It hasn't been an easy ride. While family and business obligations kept interrupting my creative process, the other reason it took me so long is that I chose a very complex subject in addition to a brand new technique.

If you need to refresh your memory, you can review the first blog post here: Canvas and the Icarus Board.

As I was layering the colored pencils on the acrylic-painted canvas, I became increasingly unsatisfied. The waxy pigment wasn't adhering nor covering as well as I had hoped. After many hours of trials and errors I finally came to an acceptable solution (see red type below).

Following are steps and suggestions:

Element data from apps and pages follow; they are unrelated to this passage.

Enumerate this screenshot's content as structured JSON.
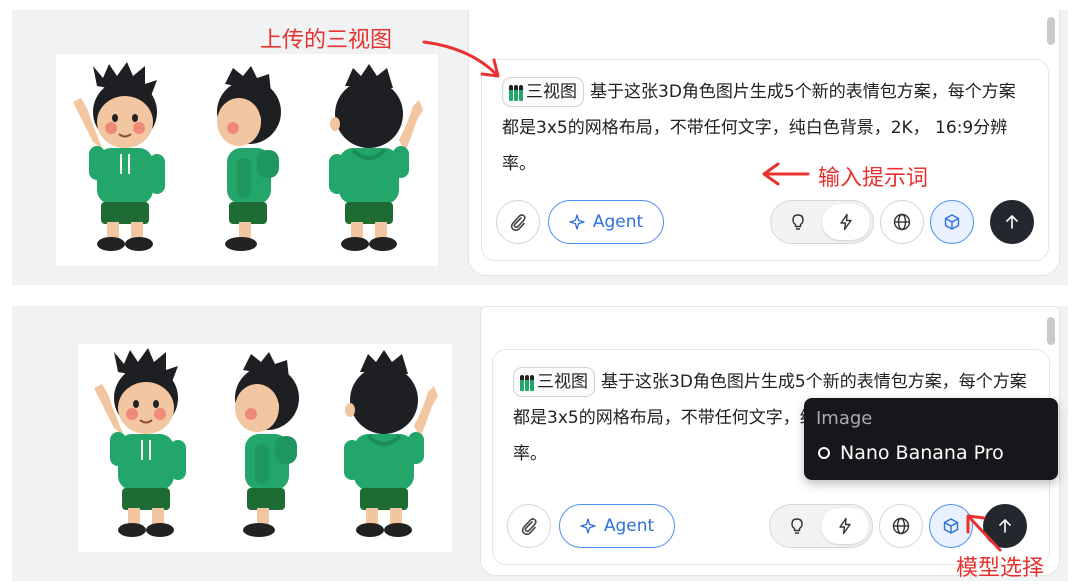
{
  "colors": {
    "accent_blue": "#4a8ef0",
    "annotation_red": "#e8322f",
    "send_button": "#23272e",
    "dropdown_bg": "#16171a",
    "hoodie_green": "#22a66a"
  },
  "chip": {
    "label": "三视图",
    "icon": "three-figures-icon"
  },
  "prompt_text": "基于这张3D角色图片生成5个新的表情包方案，每个方案都是3x5的网格布局，不带任何文字，纯白色背景，2K， 16:9分辨率。",
  "toolbar": {
    "attach_icon": "paperclip-icon",
    "agent_label": "Agent",
    "agent_icon": "sparkle-icon",
    "idea_icon": "lightbulb-icon",
    "fast_icon": "lightning-icon",
    "web_icon": "globe-icon",
    "model_icon": "cube-icon",
    "send_icon": "arrow-up-icon"
  },
  "dropdown": {
    "header": "Image",
    "selected": "Nano Banana Pro"
  },
  "annotations": {
    "uploaded_three_view": "上传的三视图",
    "enter_prompt": "输入提示词",
    "model_selection": "模型选择"
  }
}
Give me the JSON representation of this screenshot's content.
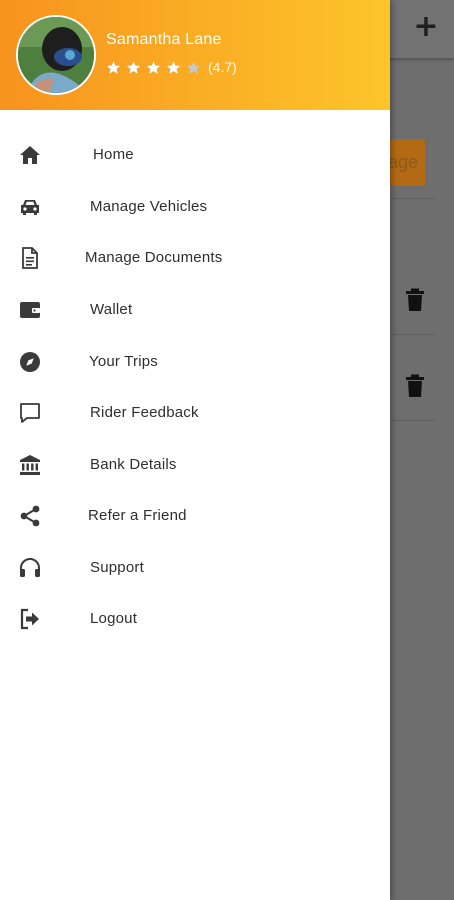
{
  "background": {
    "button_text": "nage",
    "plus_icon": "plus-icon",
    "trash_icon": "trash-icon"
  },
  "profile": {
    "name": "Samantha Lane",
    "rating": 4.7,
    "rating_text": "(4.7)",
    "stars_filled": 4,
    "stars_total": 5
  },
  "menu": {
    "items": [
      {
        "label": "Home",
        "icon": "home-icon"
      },
      {
        "label": "Manage Vehicles",
        "icon": "car-icon"
      },
      {
        "label": "Manage Documents",
        "icon": "document-icon"
      },
      {
        "label": "Wallet",
        "icon": "wallet-icon"
      },
      {
        "label": "Your Trips",
        "icon": "compass-icon"
      },
      {
        "label": "Rider Feedback",
        "icon": "chat-bubble-icon"
      },
      {
        "label": "Bank Details",
        "icon": "bank-icon"
      },
      {
        "label": "Refer a Friend",
        "icon": "share-icon"
      },
      {
        "label": "Support",
        "icon": "headphones-icon"
      },
      {
        "label": "Logout",
        "icon": "logout-icon"
      }
    ]
  },
  "colors": {
    "header_gradient_start": "#f7931e",
    "header_gradient_end": "#fdc52a",
    "icon_color": "#3a3a3a",
    "star_empty": "#b8b8b8"
  }
}
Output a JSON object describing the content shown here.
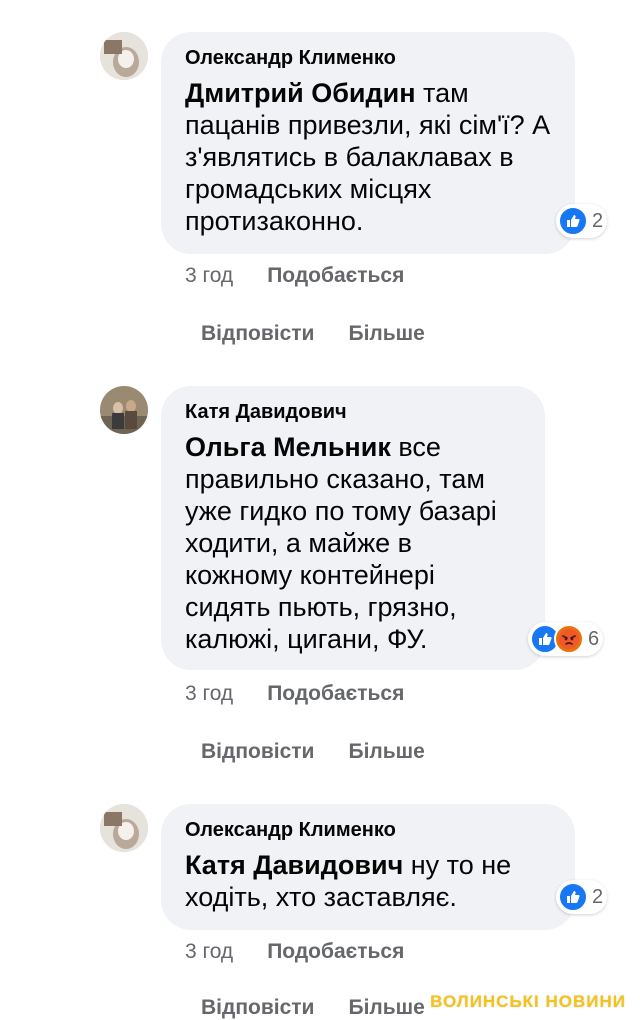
{
  "comments": [
    {
      "author": "Олександр Клименко",
      "mention": "Дмитрий Обидин",
      "text": " там пацанів привезли, які сім'ї? А з'являтись в балаклавах в громадських місцях протизаконно.",
      "reaction_count": "2",
      "reactions": [
        "like-icon"
      ],
      "time": "3 год",
      "like_label": "Подобається",
      "reply_label": "Відповісти",
      "more_label": "Більше"
    },
    {
      "author": "Катя Давидович",
      "mention": "Ольга Мельник",
      "text": " все правильно сказано, там уже гидко по тому базарі ходити, а майже в кожному контейнері сидять пьють, грязно, калюжі, цигани, ФУ.",
      "reaction_count": "6",
      "reactions": [
        "like-icon",
        "angry-icon"
      ],
      "time": "3 год",
      "like_label": "Подобається",
      "reply_label": "Відповісти",
      "more_label": "Більше"
    },
    {
      "author": "Олександр Клименко",
      "mention": "Катя Давидович",
      "text": " ну то не ходіть, хто заставляє.",
      "reaction_count": "2",
      "reactions": [
        "like-icon"
      ],
      "time": "3 год",
      "like_label": "Подобається",
      "reply_label": "Відповісти",
      "more_label": "Більше"
    }
  ],
  "watermark": "ВОЛИНСЬКІ НОВИНИ",
  "colors": {
    "bubble": "#f0f2f5",
    "meta_text": "#65676b",
    "like_blue": "#1877f2",
    "angry_orange": "#e9710f",
    "watermark": "#f3c317"
  }
}
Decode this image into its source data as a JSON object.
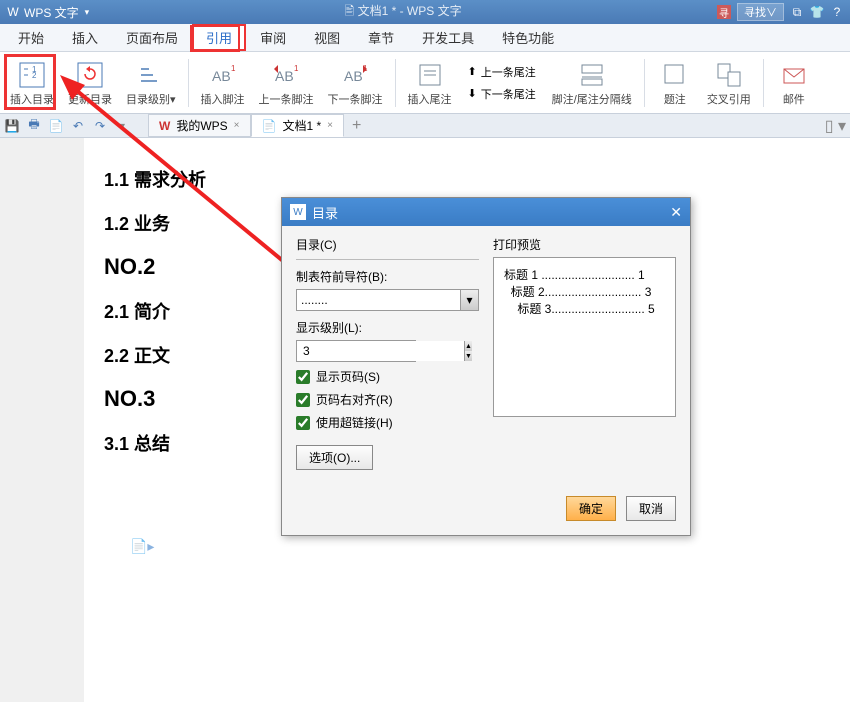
{
  "titlebar": {
    "app": "WPS 文字",
    "center": "🖹 文档1 * - WPS 文字",
    "search_placeholder": "寻找∨"
  },
  "menu": {
    "items": [
      "开始",
      "插入",
      "页面布局",
      "引用",
      "审阅",
      "视图",
      "章节",
      "开发工具",
      "特色功能"
    ],
    "active_index": 3
  },
  "ribbon": {
    "insert_toc": "插入目录",
    "update_toc": "更新目录",
    "toc_level": "目录级别",
    "insert_footnote": "插入脚注",
    "prev_footnote": "上一条脚注",
    "next_footnote": "下一条脚注",
    "insert_endnote": "插入尾注",
    "prev_endnote": "上一条尾注",
    "next_endnote": "下一条尾注",
    "footnote_sep": "脚注/尾注分隔线",
    "caption": "题注",
    "cross_ref": "交叉引用",
    "mail": "邮件"
  },
  "tabs": {
    "wps": "我的WPS",
    "doc": "文档1 *"
  },
  "document": {
    "h11": "1.1 需求分析",
    "h12": "1.2 业务",
    "no2": "NO.2",
    "h21": "2.1 简介",
    "h22": "2.2 正文",
    "no3": "NO.3",
    "h31": "3.1 总结"
  },
  "dialog": {
    "title": "目录",
    "fieldset": "目录(C)",
    "tab_leader_label": "制表符前导符(B):",
    "tab_leader_value": "........",
    "display_level_label": "显示级别(L):",
    "display_level_value": "3",
    "show_page_num": "显示页码(S)",
    "align_right": "页码右对齐(R)",
    "use_hyperlink": "使用超链接(H)",
    "options_btn": "选项(O)...",
    "preview_label": "打印预览",
    "preview_lines": [
      "标题 1 ............................ 1",
      "  标题 2............................. 3",
      "    标题 3............................ 5"
    ],
    "ok": "确定",
    "cancel": "取消"
  }
}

  • Purchase acrylic gesso primed cotton canvas by the yard - tightly woven is best suited - do not use coarse textured canvas.
  • Cut a piece of canvas about an inch wider on each side than the final size.
  • Trace your drawing with colored pencils using a light box or a window.
  • Extend the drawing a quarter inch all around to account for possible misalignment during mounting.
  • Block-in the colors using acrylics - make sure to cover the whole canvas with paint.
  • With a sponge roller apply an even layer of Art Spectrum Colourfix Clear Primer. This simple step will help colored pencil adhere well to the acrylic painted canvas.
  • After the primer is completely dry (I waited 24 hours), you can begin layering your wax-based colored pencils on the Icarus Drawing Board at medium heat. High heat will help you blend large areas.
  • As a last step, clean up all your whites, edges, and details on the cool zone.

Below is a picture of all the colored pencils that I used in this project:

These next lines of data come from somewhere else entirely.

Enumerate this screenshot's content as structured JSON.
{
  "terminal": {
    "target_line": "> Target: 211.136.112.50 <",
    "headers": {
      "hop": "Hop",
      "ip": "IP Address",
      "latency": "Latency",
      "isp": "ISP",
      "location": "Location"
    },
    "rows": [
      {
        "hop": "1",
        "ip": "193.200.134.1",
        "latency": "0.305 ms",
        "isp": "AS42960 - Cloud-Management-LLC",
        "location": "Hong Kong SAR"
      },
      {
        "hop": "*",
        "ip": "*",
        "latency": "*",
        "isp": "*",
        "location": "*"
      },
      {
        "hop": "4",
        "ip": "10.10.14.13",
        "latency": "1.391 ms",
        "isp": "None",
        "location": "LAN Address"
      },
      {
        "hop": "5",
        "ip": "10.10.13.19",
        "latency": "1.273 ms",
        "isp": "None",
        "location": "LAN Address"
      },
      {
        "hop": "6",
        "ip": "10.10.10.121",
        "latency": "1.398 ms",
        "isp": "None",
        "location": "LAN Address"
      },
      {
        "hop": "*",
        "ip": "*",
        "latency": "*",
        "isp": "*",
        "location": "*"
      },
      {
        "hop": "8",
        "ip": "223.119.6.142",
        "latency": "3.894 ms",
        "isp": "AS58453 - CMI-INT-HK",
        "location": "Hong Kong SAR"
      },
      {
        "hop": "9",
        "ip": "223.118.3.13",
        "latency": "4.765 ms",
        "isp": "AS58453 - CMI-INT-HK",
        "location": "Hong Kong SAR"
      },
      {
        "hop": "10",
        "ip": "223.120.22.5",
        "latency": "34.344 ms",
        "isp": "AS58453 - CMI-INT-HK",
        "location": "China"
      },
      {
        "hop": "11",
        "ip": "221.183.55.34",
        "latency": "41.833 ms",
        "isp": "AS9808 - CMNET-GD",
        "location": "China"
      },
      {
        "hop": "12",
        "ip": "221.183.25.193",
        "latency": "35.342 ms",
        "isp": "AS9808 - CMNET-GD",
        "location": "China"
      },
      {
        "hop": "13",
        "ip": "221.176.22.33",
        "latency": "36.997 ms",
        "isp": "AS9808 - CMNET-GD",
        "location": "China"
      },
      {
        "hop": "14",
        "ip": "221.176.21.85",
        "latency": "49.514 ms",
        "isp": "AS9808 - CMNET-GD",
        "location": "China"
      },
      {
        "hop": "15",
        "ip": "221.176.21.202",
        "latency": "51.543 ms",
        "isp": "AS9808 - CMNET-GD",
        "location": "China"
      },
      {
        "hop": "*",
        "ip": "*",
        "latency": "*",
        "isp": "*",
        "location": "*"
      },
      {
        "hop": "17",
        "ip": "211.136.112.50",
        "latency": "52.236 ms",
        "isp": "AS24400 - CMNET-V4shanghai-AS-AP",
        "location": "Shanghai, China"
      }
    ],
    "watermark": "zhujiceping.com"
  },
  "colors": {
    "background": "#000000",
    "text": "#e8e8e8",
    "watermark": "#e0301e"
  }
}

Colored Pencils Used

I'm planning to spray fixative, mount the canvas on a cradled board, varnish it, and frame it. I will have more images and give you my final thoughts on a third blog post.

For more on "Canvas and the Icarus Board" please click on the following links:

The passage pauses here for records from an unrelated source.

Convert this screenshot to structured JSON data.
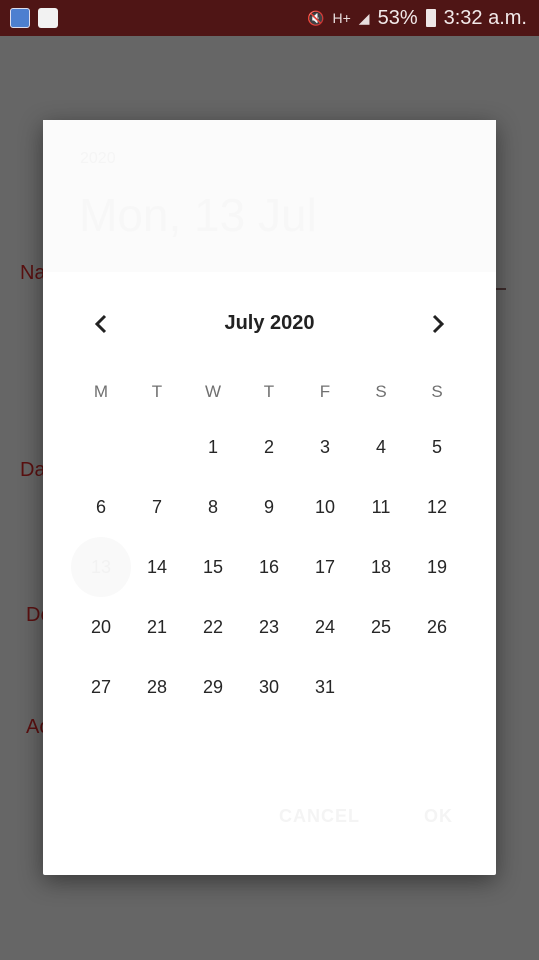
{
  "status_bar": {
    "battery_percent": "53%",
    "time": "3:32 a.m.",
    "network_type": "H+",
    "icons": [
      "app-icon-1",
      "recycle-notification-icon",
      "mute-icon",
      "signal-icon",
      "battery-icon"
    ]
  },
  "background_form": {
    "labels": [
      "Na",
      "Da",
      "De",
      "Ac"
    ]
  },
  "date_picker": {
    "header": {
      "year": "2020",
      "selected_date": "Mon, 13 Jul"
    },
    "month_title": "July 2020",
    "weekdays": [
      "M",
      "T",
      "W",
      "T",
      "F",
      "S",
      "S"
    ],
    "weeks": [
      [
        "",
        "",
        "1",
        "2",
        "3",
        "4",
        "5"
      ],
      [
        "6",
        "7",
        "8",
        "9",
        "10",
        "11",
        "12"
      ],
      [
        "13",
        "14",
        "15",
        "16",
        "17",
        "18",
        "19"
      ],
      [
        "20",
        "21",
        "22",
        "23",
        "24",
        "25",
        "26"
      ],
      [
        "27",
        "28",
        "29",
        "30",
        "31",
        "",
        ""
      ]
    ],
    "selected_day": "13",
    "buttons": {
      "cancel": "CANCEL",
      "ok": "OK"
    }
  },
  "colors": {
    "status_bar": "#4f1515",
    "scrim": "#666666",
    "dialog": "#ffffff",
    "form_label": "#5a1010"
  }
}
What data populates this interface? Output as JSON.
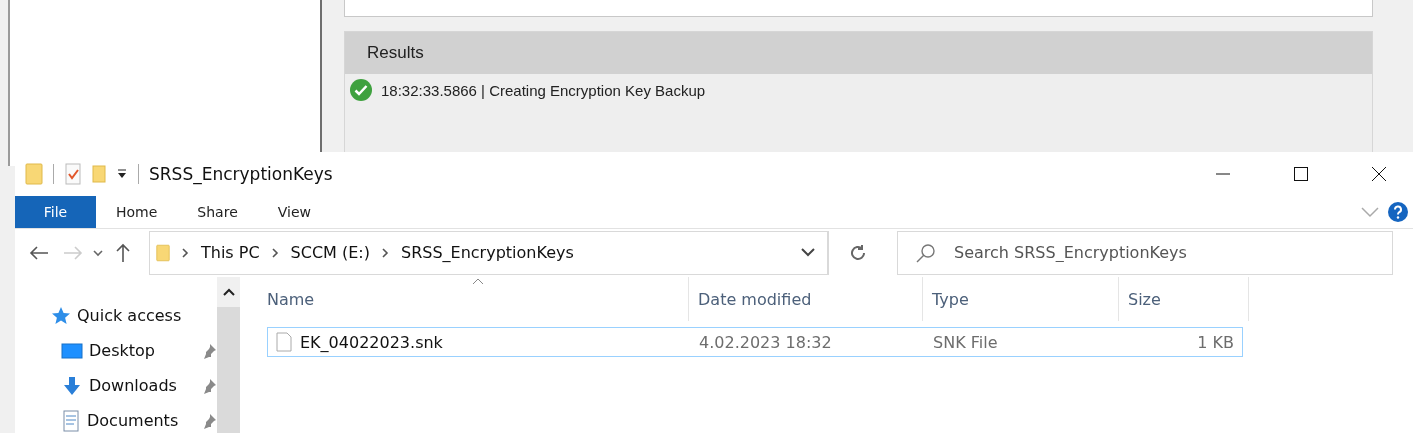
{
  "background_app": {
    "results": {
      "title": "Results",
      "entries": [
        {
          "kind": "success",
          "text": "18:32:33.5866 | Creating Encryption Key Backup"
        }
      ]
    }
  },
  "window": {
    "title": "SRSS_EncryptionKeys"
  },
  "ribbon_tabs": [
    {
      "label": "File",
      "selected": true
    },
    {
      "label": "Home",
      "selected": false
    },
    {
      "label": "Share",
      "selected": false
    },
    {
      "label": "View",
      "selected": false
    }
  ],
  "address": {
    "crumbs": [
      "This PC",
      "SCCM (E:)",
      "SRSS_EncryptionKeys"
    ]
  },
  "search": {
    "placeholder": "Search SRSS_EncryptionKeys"
  },
  "nav_pane": {
    "items": [
      {
        "label": "Quick access",
        "kind": "quick-access",
        "pinned": false
      },
      {
        "label": "Desktop",
        "kind": "desktop",
        "pinned": true
      },
      {
        "label": "Downloads",
        "kind": "downloads",
        "pinned": true
      },
      {
        "label": "Documents",
        "kind": "documents",
        "pinned": true
      }
    ]
  },
  "table": {
    "columns": [
      {
        "label": "Name",
        "sorted": true
      },
      {
        "label": "Date modified",
        "sorted": false
      },
      {
        "label": "Type",
        "sorted": false
      },
      {
        "label": "Size",
        "sorted": false
      }
    ],
    "rows": [
      {
        "name": "EK_04022023.snk",
        "date_modified": "4.02.2023 18:32",
        "type": "SNK File",
        "size": "1 KB",
        "selected": true
      }
    ]
  }
}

Canvas and the Icarus Board
Canvas and the Icarus Board: Final Post

 

Canvas and the Icarus Board

I'm experimenting with canvas and mixed media using the Icarus Drawing Board.

I purchased a few yards of primed cotton canvas (very inexpensive) from my local art supply store .

Then I cut a piece of canvas about an inch wider on each side than the final size (artwork will be 16" x 24", canvas is 18" x 26").

I enlarged my original graphite drawing with this free program: PosteRazor. I love this make-your-own-poster program!

After assembling the poster together, I taped it to the canvas. I then traced the drawing with colored pencils using a light box. I extended the drawing a quarter inch all around (16.5" x 24.5") to account for possible misalignment during mounting. Yes, I will eventually mount the canvas on a cradled board.

Finally I blocked-in the colors using acrylic paint. I wasn't very meticulous in this phase because I knew I would develop a second layer with colored pencils. However I made sure to cover the whole canvas with paint, even the white areas.

In the example below, you can see a close-up of the first layer (this section is about 3" x 9"). Of course there's no need for heat when painting in acrylic unless you want it to dry even quicker.

First Layer: Acrylic

The second and final layer was accomplished on the Icarus board with wax-based colored pencils using medium heat. See image below.

Second Layer: Colored Pencil

The colored pencils blended effortlessly on the warm canvas. I was also surprised that I was able to obtain pretty fine details in relation to the size of the artwork.

In the picture below you can see what colored pencils and tools I've been using so far.

Colored Pencils & Tools

I'm really having fun with this project but I don't know how it's going to turn out yet. I will post the finished artwork in about two weeks. I'm sure I'll be able to share a lot more about the experience of working with canvas on the Icarus board.

For more on "Canvas and the Icarus Board" please click on the following links:

Canvas and the Icarus Board: Part 2

Canvas and the Icarus Board: Final Post